I read a cool article in the Boston Globe about how the modernists changed the way that we edit today. Back in Shakespeare’s day, when there were no computers (or typewriters, for that matter), authors would put pen to page, write carefully, and call it a day. The modernists, like Hemingway and Eliot, would write and rewrite, sometimes 10-12 drafts. The end product often looked nothing like the original draft. As tempting as it is to want to go back to the days of writing well the first time, I suspect that the way writers think has fundamentally changed. We can’t go back to a simpler time, and I for one am going to embrace it.

What’s worked for me is first and foremost getting others to read my first draft. I had a lot of success with the Online Writing Workshop for Science Fiction, Fantasy and Horror when I wrote the first book in The Conjurors Series. For book two I have a trusted group of readers whose opinions I trust. Their advice is invaluable in helping me take my work to the next level at both a micro and macro level. They always think of things that would never have crossed my mind, no matter how carefully I edited my work.

I also focus on sections of the story that I know are crucial moments to make sure every word is just right.Then I look at the bigger picture, referring back to my outline to make sure all of the plot connections are in place and that my themes and mood are carried throughout the story.

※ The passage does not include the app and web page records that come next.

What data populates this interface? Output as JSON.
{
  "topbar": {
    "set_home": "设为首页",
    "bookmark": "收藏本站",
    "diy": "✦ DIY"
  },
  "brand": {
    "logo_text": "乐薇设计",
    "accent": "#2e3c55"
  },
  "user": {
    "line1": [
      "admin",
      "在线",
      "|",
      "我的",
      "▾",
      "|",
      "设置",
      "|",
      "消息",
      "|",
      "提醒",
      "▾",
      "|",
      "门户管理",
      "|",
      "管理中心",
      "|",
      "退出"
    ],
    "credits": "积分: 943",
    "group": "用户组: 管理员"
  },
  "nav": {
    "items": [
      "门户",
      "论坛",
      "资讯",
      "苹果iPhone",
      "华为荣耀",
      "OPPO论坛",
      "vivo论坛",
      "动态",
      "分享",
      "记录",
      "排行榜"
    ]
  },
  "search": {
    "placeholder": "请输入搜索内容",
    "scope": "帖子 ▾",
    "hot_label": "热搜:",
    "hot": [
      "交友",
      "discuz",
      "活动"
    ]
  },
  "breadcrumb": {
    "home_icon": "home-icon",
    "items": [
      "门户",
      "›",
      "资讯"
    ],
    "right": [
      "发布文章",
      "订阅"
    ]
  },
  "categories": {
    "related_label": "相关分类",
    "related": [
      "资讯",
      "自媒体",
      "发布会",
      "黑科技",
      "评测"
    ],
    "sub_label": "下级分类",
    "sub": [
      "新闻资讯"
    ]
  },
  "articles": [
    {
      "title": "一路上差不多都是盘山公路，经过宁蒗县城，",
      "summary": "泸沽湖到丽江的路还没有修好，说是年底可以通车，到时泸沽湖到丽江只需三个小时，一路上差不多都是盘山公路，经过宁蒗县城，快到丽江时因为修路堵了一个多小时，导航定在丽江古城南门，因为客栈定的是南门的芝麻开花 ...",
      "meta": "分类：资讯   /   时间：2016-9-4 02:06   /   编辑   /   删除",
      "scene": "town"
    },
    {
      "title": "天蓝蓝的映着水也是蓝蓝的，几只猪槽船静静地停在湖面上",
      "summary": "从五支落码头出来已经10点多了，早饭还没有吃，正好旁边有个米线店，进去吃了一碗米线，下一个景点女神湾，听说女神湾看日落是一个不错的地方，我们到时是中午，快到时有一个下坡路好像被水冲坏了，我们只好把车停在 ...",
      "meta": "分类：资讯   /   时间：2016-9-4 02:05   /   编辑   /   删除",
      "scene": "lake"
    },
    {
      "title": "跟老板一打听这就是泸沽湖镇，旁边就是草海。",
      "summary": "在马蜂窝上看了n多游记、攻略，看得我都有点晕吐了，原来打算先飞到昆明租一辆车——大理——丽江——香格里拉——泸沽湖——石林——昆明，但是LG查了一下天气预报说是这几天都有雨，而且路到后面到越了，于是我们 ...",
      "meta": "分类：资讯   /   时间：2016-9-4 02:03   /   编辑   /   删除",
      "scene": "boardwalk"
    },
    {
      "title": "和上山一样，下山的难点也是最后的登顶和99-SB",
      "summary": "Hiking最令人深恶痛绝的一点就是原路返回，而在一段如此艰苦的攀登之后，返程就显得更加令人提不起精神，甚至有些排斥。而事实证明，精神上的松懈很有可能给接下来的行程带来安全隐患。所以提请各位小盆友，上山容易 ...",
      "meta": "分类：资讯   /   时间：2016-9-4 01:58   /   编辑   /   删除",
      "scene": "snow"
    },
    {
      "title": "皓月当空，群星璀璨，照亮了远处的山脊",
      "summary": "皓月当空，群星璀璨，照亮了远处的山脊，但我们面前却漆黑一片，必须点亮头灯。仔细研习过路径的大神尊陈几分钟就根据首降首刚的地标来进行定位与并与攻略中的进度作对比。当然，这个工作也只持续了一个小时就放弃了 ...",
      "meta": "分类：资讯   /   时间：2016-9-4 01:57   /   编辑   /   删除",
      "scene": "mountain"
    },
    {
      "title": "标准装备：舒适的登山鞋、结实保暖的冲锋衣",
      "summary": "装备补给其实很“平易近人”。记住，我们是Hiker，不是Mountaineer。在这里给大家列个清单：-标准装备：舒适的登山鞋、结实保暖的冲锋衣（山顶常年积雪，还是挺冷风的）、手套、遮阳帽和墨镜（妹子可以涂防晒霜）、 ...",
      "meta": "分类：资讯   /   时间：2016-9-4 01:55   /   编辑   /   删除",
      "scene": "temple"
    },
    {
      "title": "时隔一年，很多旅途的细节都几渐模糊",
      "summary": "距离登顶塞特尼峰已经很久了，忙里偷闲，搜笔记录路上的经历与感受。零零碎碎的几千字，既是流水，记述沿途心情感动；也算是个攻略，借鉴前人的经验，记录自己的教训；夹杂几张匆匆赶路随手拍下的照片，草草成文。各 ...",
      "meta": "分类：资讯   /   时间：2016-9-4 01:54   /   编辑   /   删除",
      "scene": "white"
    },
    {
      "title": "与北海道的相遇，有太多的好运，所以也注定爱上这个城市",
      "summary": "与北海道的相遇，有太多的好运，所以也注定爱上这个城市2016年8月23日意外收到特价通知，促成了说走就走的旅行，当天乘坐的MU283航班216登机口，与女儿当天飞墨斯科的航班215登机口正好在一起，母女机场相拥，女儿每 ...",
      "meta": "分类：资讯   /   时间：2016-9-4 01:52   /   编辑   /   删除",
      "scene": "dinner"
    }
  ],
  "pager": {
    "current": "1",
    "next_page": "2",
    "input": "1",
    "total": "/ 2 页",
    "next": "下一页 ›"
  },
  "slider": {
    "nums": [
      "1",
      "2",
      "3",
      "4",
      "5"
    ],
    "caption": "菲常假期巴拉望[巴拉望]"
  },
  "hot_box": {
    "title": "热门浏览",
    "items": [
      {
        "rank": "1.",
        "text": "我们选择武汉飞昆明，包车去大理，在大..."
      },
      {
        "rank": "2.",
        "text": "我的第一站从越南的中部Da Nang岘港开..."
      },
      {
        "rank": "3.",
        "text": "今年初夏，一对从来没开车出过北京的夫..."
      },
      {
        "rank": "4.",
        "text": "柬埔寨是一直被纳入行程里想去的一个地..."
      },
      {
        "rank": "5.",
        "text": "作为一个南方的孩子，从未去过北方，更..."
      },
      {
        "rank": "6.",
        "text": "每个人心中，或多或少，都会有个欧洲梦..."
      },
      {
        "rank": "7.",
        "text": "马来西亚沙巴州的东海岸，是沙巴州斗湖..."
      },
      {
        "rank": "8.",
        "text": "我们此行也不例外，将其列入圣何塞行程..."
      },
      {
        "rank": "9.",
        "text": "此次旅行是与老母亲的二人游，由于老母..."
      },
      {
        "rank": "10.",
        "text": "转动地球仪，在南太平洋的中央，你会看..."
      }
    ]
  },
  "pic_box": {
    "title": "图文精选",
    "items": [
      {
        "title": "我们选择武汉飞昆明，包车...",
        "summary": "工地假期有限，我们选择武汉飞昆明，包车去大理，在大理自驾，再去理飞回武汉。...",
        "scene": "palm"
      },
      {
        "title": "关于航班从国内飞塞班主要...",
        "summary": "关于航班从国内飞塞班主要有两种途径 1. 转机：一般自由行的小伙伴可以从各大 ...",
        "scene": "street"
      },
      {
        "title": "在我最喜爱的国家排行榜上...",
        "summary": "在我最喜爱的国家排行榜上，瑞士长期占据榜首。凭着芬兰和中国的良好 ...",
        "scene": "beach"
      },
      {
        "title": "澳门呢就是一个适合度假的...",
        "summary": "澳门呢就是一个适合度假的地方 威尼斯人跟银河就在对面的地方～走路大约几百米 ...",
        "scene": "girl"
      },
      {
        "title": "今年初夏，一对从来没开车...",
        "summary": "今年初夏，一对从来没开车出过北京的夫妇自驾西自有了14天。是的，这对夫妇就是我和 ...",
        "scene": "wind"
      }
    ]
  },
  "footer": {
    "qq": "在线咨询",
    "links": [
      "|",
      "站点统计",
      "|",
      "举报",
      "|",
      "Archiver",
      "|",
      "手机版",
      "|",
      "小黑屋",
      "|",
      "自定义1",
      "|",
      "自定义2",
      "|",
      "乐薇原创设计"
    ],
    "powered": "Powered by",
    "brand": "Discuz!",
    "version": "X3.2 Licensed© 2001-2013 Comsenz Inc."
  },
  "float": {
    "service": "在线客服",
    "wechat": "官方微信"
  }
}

I’m always on the lookout for new techniques, so let me know – what works best for you when you’re in editing mode?